“I’ll have to work out a system of insuring air for the passenger,” he noted. “This will be hard because unless it’s worked out just right, the air pressure would kill the passenger.”

Sorgi vowed to ride the vessel himself if no one else wanted to do it.

“The officers of an army have to lead their men and I won’t ask anybody else to do what I’m afraid to do myself,” he said.

Newspapers around the world carried stories about the Hudson man’s dream of reaching the moon. People from more than 20 countries mailed letters to the Hudson home that Sorgi shared with his wife, Lucy, and sons, Johnnie, 8, and Jimmy, 4.

Many of those writing volunteered to go up on the first flight.

By June 1930, Sorgi was testing a twin-rocket vehicle with 200 pounds of explosives. He didn’t announce launch dates because he was afraid that spectators might get in the way.

“If anything goes wrong, it’s best only me and my men should be there,” he said.

Jim Sorgi (1886-1958)
Jim Sorgi (1886-1958)

Animal lovers howled in protest, though, when the inventor suggested that one of his pet dogs might be the first one to be launched. According to the Beacon Journal archives, the outcry was so vociferous that Sorgi decided to give up on the moon project.

He had plenty of other reasons. The science wasn’t quite there yet. If rockets got to the moon, how would travelers return? How would they breathe? How would they survive?

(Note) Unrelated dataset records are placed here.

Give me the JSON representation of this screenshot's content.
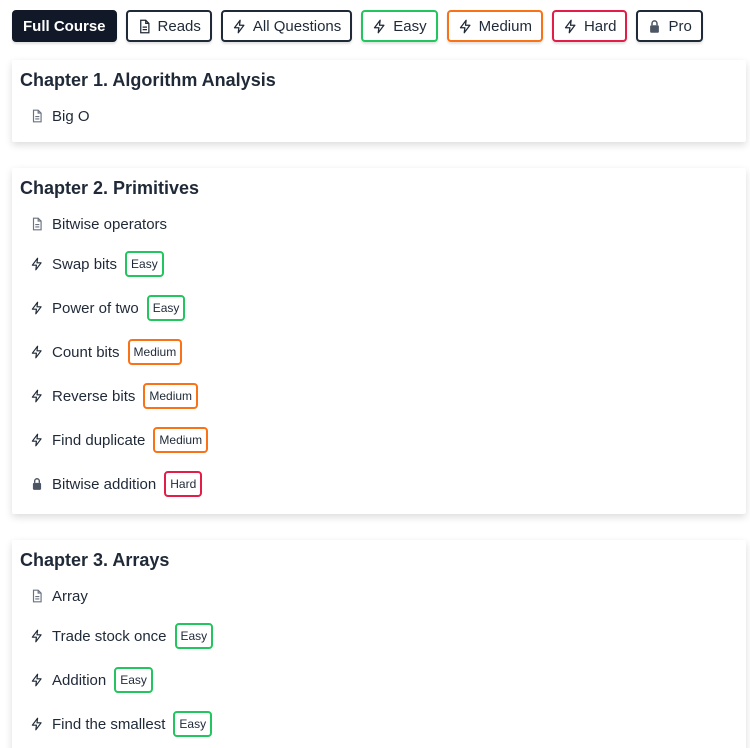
{
  "filters": [
    {
      "label": "Full Course",
      "icon": "",
      "variant": "active"
    },
    {
      "label": "Reads",
      "icon": "document-icon",
      "variant": ""
    },
    {
      "label": "All Questions",
      "icon": "lightning-icon",
      "variant": ""
    },
    {
      "label": "Easy",
      "icon": "lightning-icon",
      "variant": "easy"
    },
    {
      "label": "Medium",
      "icon": "lightning-icon",
      "variant": "medium"
    },
    {
      "label": "Hard",
      "icon": "lightning-icon",
      "variant": "hard"
    },
    {
      "label": "Pro",
      "icon": "lock-icon",
      "variant": ""
    }
  ],
  "chapters": [
    {
      "title": "Chapter 1. Algorithm Analysis",
      "items": [
        {
          "label": "Big O",
          "icon": "document-icon",
          "difficulty": ""
        }
      ]
    },
    {
      "title": "Chapter 2. Primitives",
      "items": [
        {
          "label": "Bitwise operators",
          "icon": "document-icon",
          "difficulty": ""
        },
        {
          "label": "Swap bits",
          "icon": "lightning-icon",
          "difficulty": "Easy"
        },
        {
          "label": "Power of two",
          "icon": "lightning-icon",
          "difficulty": "Easy"
        },
        {
          "label": "Count bits",
          "icon": "lightning-icon",
          "difficulty": "Medium"
        },
        {
          "label": "Reverse bits",
          "icon": "lightning-icon",
          "difficulty": "Medium"
        },
        {
          "label": "Find duplicate",
          "icon": "lightning-icon",
          "difficulty": "Medium"
        },
        {
          "label": "Bitwise addition",
          "icon": "lock-icon",
          "difficulty": "Hard"
        }
      ]
    },
    {
      "title": "Chapter 3. Arrays",
      "items": [
        {
          "label": "Array",
          "icon": "document-icon",
          "difficulty": ""
        },
        {
          "label": "Trade stock once",
          "icon": "lightning-icon",
          "difficulty": "Easy"
        },
        {
          "label": "Addition",
          "icon": "lightning-icon",
          "difficulty": "Easy"
        },
        {
          "label": "Find the smallest",
          "icon": "lightning-icon",
          "difficulty": "Easy"
        }
      ]
    }
  ],
  "colors": {
    "easy": "#22c55e",
    "medium": "#f97316",
    "hard": "#e11d48",
    "active": "#111827"
  }
}
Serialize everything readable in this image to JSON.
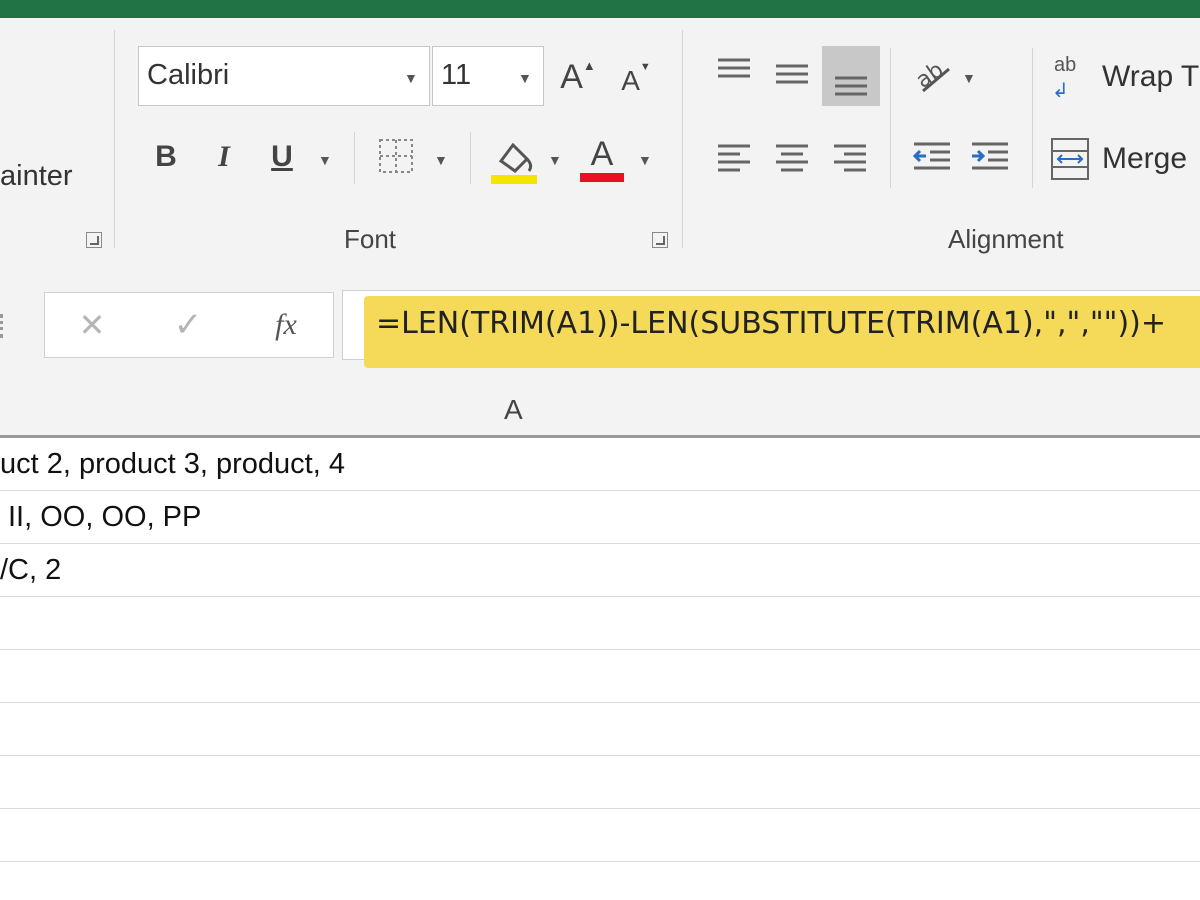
{
  "ribbon": {
    "clipboard": {
      "format_painter_label": "ainter"
    },
    "font": {
      "group_label": "Font",
      "font_name": "Calibri",
      "font_size": "11",
      "bold": "B",
      "italic": "I",
      "underline": "U",
      "grow_font": "A",
      "shrink_font": "A",
      "font_color_letter": "A",
      "fill_color": "#f5e400",
      "font_color": "#e81123"
    },
    "alignment": {
      "group_label": "Alignment",
      "wrap_text_label": "Wrap T",
      "merge_label": "Merge",
      "wrap_icon_text": "ab"
    }
  },
  "formula_bar": {
    "cancel": "✕",
    "enter": "✓",
    "fx": "fx",
    "formula": "=LEN(TRIM(A1))-LEN(SUBSTITUTE(TRIM(A1),\",\",\"\"))+",
    "highlight_color": "#f5da5a"
  },
  "sheet": {
    "column_header": "A",
    "rows": [
      "uct 2, product 3, product, 4",
      "II, OO, OO, PP",
      "/C, 2",
      "",
      "",
      "",
      "",
      "",
      ""
    ]
  }
}
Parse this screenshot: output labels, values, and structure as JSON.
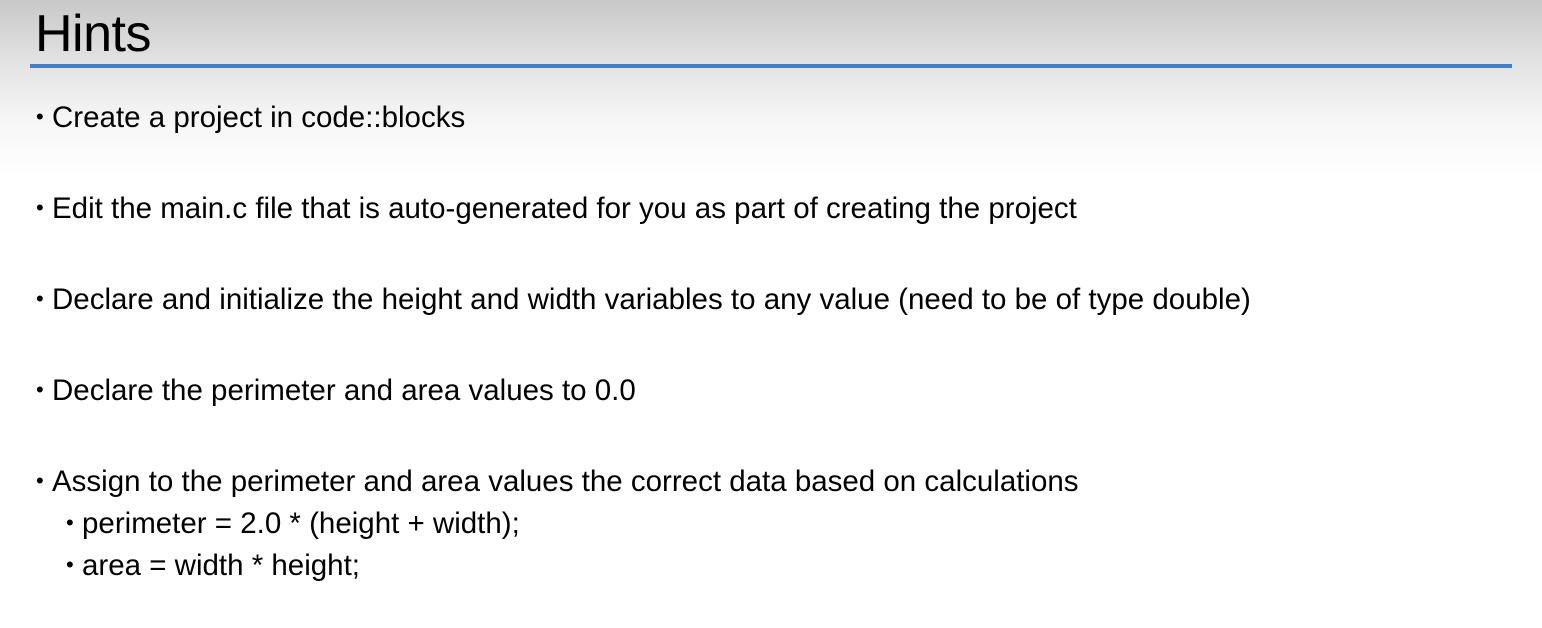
{
  "slide": {
    "title": "Hints",
    "bullets": [
      {
        "text": "Create a project in code::blocks"
      },
      {
        "text": "Edit the main.c file that is auto-generated for you as part of creating the project"
      },
      {
        "text": "Declare and initialize the height and width variables to any value (need to be of type double)"
      },
      {
        "text": "Declare the perimeter and area values to 0.0"
      },
      {
        "text": "Assign to the perimeter and area values the correct data based on calculations",
        "sub": [
          {
            "text": "perimeter = 2.0 * (height + width);"
          },
          {
            "text": "area = width * height;"
          }
        ]
      }
    ],
    "bullet_glyph": "•"
  },
  "colors": {
    "rule": "#3f7fd0",
    "text": "#000000"
  }
}
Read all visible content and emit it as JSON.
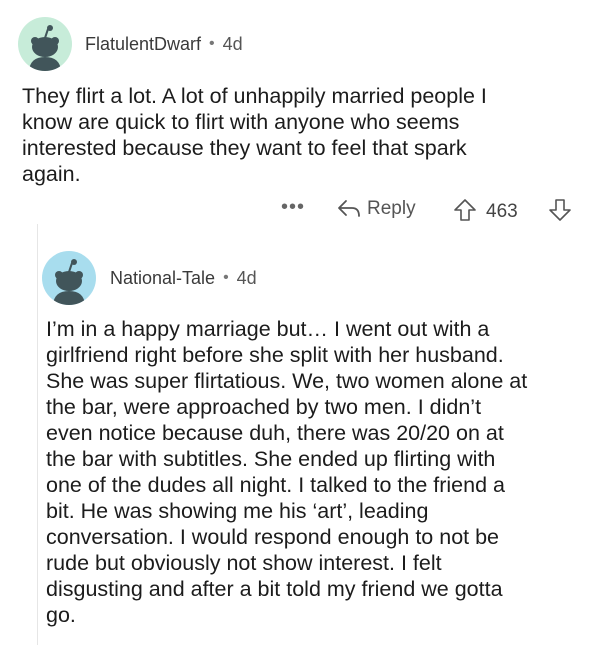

And the cost of developing a space program proved prohibitive as the Great Depression worsened.

Inventor lives to see Space Age

Sorgi returned his attention to making fireworks displays for celebrations, fairs and other special events.

He was still certain that space travel would happen someday.

“In five minutes, you will shoot from Chicago to Cleveland,” he predicted.

Sorgi, who died Dec. 19, 1958, in Cleveland, lived long enough to witness the Space Age.

In 1957, the Soviet Union launched Sputnik 1, the first artificial satellite, and sent a dog named Laika into orbit aboard Sputnik 2.

The U.S. space program developed around some of the same principles that Sorgi envisioned. Forty years after the Hudson inventor made headlines, Apollo 11 landed on the moon July 20, 1969.

The American Fireworks Co. no longer tries to shoot rockets to the lunar surface but the Sorgi family still owns the business after more than a century. Headquartered at 7041 Darrow Road in Hudson, the company prides itself on its special formulas, handmade craftsmanship, specialized productions and its unusual history.

In the last years of his life, Jim Sorgi was pleased that the U.S. government had embraced the space program.

“I started something,” he used to say. “I’m glad they’re finishing it.”

For more information, visit https://americanfireworks.com/. Mark J. Price can be reached at mprice@thebeaconjournal.com.

This article originally appeared on Akron Beacon Journal: Hudson inventor planned moon trip in 1929